§ **RECORDS TO PROCESS**
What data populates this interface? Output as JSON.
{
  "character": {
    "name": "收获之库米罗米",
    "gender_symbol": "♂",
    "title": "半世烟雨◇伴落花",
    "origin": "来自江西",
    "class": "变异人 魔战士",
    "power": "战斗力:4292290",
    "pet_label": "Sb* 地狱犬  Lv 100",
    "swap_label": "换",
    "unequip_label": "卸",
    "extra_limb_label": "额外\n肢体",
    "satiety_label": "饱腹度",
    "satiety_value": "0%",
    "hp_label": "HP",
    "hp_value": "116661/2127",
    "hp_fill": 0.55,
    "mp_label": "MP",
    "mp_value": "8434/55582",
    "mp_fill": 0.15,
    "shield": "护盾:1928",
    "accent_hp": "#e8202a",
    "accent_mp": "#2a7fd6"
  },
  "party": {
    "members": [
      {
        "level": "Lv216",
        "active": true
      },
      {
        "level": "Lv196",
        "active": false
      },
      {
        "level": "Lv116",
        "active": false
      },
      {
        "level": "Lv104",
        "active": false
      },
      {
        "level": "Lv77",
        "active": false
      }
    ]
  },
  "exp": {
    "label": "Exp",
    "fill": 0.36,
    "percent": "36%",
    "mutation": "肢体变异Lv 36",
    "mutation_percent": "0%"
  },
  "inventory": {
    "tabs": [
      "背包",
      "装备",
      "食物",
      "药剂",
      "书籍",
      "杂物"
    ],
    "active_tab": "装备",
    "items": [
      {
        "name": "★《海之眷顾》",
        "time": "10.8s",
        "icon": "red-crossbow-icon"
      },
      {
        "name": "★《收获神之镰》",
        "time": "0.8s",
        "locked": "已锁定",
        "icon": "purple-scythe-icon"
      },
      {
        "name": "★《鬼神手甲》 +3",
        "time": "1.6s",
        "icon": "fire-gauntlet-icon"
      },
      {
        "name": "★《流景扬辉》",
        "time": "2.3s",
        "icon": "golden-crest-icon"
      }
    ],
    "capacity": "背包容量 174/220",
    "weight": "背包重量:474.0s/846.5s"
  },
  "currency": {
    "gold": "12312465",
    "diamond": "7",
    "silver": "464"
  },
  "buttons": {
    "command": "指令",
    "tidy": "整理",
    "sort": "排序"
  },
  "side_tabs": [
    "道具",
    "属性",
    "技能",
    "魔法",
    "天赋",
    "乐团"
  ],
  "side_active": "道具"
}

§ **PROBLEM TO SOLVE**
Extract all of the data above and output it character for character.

§ **YOUR SOLUTION**
What data populates this interface? Output as JSON.
{
  "character": {
    "name": "收获之库米罗米",
    "gender_symbol": "♂",
    "title": "半世烟雨◇伴落花",
    "origin": "来自江西",
    "class": "变异人 魔战士",
    "power": "战斗力:4292290",
    "pet_label": "Sb* 地狱犬  Lv 100",
    "swap_label": "换",
    "unequip_label": "卸",
    "extra_limb_label": "额外\n肢体",
    "satiety_label": "饱腹度",
    "satiety_value": "0%",
    "hp_label": "HP",
    "hp_value": "116661/2127",
    "hp_fill": 0.55,
    "mp_label": "MP",
    "mp_value": "8434/55582",
    "mp_fill": 0.15,
    "shield": "护盾:1928",
    "accent_hp": "#e8202a",
    "accent_mp": "#2a7fd6"
  },
  "party": {
    "members": [
      {
        "level": "Lv216",
        "active": true
      },
      {
        "level": "Lv196",
        "active": false
      },
      {
        "level": "Lv116",
        "active": false
      },
      {
        "level": "Lv104",
        "active": false
      },
      {
        "level": "Lv77",
        "active": false
      }
    ]
  },
  "exp": {
    "label": "Exp",
    "fill": 0.36,
    "percent": "36%",
    "mutation": "肢体变异Lv 36",
    "mutation_percent": "0%"
  },
  "inventory": {
    "tabs": [
      "背包",
      "装备",
      "食物",
      "药剂",
      "书籍",
      "杂物"
    ],
    "active_tab": "装备",
    "items": [
      {
        "name": "★《海之眷顾》",
        "time": "10.8s",
        "icon": "red-crossbow-icon"
      },
      {
        "name": "★《收获神之镰》",
        "time": "0.8s",
        "locked": "已锁定",
        "icon": "purple-scythe-icon"
      },
      {
        "name": "★《鬼神手甲》 +3",
        "time": "1.6s",
        "icon": "fire-gauntlet-icon"
      },
      {
        "name": "★《流景扬辉》",
        "time": "2.3s",
        "icon": "golden-crest-icon"
      }
    ],
    "capacity": "背包容量 174/220",
    "weight": "背包重量:474.0s/846.5s"
  },
  "currency": {
    "gold": "12312465",
    "diamond": "7",
    "silver": "464"
  },
  "buttons": {
    "command": "指令",
    "tidy": "整理",
    "sort": "排序"
  },
  "side_tabs": [
    "道具",
    "属性",
    "技能",
    "魔法",
    "天赋",
    "乐团"
  ],
  "side_active": "道具"
}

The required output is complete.